══ Data to use
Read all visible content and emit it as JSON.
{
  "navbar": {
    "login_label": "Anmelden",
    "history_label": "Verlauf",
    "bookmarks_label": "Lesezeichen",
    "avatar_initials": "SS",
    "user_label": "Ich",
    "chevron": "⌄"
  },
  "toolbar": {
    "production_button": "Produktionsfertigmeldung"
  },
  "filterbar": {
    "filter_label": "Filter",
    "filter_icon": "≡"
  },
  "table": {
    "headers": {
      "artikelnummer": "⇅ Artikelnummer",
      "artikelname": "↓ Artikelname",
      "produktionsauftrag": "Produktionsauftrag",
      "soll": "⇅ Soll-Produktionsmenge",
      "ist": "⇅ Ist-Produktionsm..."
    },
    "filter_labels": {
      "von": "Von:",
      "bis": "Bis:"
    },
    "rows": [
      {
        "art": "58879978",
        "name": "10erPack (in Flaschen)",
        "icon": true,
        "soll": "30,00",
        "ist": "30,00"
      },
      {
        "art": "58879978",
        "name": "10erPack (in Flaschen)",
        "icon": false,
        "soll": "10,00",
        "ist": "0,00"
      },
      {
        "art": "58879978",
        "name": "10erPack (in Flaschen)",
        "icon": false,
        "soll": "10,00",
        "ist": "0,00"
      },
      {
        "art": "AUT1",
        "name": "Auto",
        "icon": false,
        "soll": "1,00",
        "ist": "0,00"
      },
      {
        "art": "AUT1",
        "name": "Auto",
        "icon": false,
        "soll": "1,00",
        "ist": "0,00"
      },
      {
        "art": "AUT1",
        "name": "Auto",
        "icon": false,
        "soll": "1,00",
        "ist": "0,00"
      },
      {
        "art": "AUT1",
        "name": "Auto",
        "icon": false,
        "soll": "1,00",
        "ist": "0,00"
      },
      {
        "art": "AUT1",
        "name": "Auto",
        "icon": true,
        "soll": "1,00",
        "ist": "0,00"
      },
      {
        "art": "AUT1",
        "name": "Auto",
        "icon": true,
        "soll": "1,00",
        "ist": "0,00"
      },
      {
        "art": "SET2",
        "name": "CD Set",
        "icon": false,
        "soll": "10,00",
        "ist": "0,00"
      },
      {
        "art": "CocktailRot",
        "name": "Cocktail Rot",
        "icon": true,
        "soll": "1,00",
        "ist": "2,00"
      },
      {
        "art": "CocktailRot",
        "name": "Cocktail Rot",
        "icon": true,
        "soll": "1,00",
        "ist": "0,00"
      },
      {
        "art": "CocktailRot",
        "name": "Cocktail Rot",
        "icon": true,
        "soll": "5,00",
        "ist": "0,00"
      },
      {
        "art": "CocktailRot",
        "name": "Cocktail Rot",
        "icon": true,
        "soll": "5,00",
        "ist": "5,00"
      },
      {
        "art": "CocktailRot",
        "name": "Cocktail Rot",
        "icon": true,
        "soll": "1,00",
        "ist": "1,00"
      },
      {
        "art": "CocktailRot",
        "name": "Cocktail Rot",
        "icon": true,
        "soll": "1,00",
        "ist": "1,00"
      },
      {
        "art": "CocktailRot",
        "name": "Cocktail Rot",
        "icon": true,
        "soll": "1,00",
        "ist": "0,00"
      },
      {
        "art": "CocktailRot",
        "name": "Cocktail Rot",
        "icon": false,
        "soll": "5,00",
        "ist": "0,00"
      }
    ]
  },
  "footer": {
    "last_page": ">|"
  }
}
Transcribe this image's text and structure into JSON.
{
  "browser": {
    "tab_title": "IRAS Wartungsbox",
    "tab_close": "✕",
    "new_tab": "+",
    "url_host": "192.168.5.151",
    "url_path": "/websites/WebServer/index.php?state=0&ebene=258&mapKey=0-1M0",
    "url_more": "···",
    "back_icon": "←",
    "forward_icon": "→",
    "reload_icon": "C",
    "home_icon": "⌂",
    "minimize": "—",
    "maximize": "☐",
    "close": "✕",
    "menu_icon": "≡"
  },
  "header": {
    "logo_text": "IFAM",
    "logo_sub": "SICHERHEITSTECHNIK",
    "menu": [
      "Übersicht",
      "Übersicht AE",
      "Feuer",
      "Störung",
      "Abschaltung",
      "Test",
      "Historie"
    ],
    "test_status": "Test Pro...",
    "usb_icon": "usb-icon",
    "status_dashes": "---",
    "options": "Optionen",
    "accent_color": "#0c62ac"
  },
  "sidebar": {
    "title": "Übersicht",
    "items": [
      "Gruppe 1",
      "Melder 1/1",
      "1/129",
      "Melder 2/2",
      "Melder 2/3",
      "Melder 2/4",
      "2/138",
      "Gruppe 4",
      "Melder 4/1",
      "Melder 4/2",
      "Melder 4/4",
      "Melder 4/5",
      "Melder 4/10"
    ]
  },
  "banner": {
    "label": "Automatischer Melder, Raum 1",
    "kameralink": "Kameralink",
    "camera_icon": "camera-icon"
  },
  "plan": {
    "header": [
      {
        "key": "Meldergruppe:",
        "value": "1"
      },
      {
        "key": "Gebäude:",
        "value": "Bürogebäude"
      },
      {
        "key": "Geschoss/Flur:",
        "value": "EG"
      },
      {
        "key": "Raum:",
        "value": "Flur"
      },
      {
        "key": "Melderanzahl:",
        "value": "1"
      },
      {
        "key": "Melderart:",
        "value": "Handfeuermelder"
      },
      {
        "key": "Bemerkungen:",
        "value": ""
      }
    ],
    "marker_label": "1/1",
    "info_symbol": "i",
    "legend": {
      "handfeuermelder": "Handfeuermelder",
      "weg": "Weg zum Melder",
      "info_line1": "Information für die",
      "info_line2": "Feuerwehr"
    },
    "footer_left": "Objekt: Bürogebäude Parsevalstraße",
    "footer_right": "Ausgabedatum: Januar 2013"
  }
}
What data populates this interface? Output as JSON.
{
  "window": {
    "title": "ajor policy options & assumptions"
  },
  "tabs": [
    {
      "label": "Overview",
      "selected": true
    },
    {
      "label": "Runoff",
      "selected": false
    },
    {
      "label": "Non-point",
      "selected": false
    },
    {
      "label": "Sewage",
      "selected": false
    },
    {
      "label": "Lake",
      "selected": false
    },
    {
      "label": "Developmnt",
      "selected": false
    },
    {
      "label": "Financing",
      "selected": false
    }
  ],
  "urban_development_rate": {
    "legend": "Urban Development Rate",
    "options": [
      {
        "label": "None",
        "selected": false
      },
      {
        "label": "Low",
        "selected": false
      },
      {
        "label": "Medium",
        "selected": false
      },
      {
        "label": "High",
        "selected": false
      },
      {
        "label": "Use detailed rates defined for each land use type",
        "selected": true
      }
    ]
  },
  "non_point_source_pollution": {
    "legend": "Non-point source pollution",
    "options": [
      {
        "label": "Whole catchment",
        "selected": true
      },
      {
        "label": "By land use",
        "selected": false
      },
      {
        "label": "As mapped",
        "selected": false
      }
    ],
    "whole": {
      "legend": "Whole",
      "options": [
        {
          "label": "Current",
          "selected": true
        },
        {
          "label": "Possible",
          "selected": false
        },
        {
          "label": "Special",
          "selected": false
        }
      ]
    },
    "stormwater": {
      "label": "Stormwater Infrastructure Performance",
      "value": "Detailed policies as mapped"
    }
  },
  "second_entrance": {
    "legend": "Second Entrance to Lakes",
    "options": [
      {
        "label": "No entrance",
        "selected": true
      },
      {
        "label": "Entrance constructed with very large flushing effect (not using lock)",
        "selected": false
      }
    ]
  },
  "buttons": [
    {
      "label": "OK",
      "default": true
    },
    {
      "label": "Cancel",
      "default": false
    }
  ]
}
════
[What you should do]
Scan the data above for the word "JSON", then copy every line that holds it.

[Solved problem]
Read all visible content and emit it as JSON.
Transcribe this image's text and structure into JSON.
What data populates this interface? Output as JSON.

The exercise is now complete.